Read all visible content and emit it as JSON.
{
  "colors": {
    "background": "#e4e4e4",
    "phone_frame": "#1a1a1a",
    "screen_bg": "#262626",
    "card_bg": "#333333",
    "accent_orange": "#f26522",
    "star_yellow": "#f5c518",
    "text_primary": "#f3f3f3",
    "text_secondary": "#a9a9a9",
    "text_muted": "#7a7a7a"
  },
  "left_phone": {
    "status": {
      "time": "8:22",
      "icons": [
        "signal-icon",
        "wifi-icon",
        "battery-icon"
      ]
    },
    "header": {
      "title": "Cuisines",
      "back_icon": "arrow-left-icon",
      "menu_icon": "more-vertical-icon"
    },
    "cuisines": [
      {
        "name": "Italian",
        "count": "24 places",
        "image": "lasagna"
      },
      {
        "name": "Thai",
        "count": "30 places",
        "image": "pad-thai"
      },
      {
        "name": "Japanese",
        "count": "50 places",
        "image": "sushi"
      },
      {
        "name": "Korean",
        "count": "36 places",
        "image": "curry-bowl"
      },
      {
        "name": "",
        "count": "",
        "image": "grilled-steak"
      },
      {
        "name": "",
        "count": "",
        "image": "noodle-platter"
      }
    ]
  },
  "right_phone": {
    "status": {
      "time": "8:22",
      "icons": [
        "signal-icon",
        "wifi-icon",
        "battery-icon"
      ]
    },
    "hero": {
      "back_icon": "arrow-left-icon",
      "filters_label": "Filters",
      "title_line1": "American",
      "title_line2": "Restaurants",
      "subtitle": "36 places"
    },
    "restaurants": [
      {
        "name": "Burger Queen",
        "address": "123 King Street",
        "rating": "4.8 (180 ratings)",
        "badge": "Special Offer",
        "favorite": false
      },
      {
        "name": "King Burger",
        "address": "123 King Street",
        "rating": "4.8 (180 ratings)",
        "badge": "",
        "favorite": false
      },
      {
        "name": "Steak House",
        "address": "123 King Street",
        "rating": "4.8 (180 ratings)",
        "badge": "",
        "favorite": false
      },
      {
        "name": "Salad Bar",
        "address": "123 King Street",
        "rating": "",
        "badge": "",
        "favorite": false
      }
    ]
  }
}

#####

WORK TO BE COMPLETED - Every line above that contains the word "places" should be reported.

RESPONSE FOR THIS EXERCISE -
        "count": "24 places",
        "count": "30 places",
        "count": "50 places",
        "count": "36 places",
      "subtitle": "36 places"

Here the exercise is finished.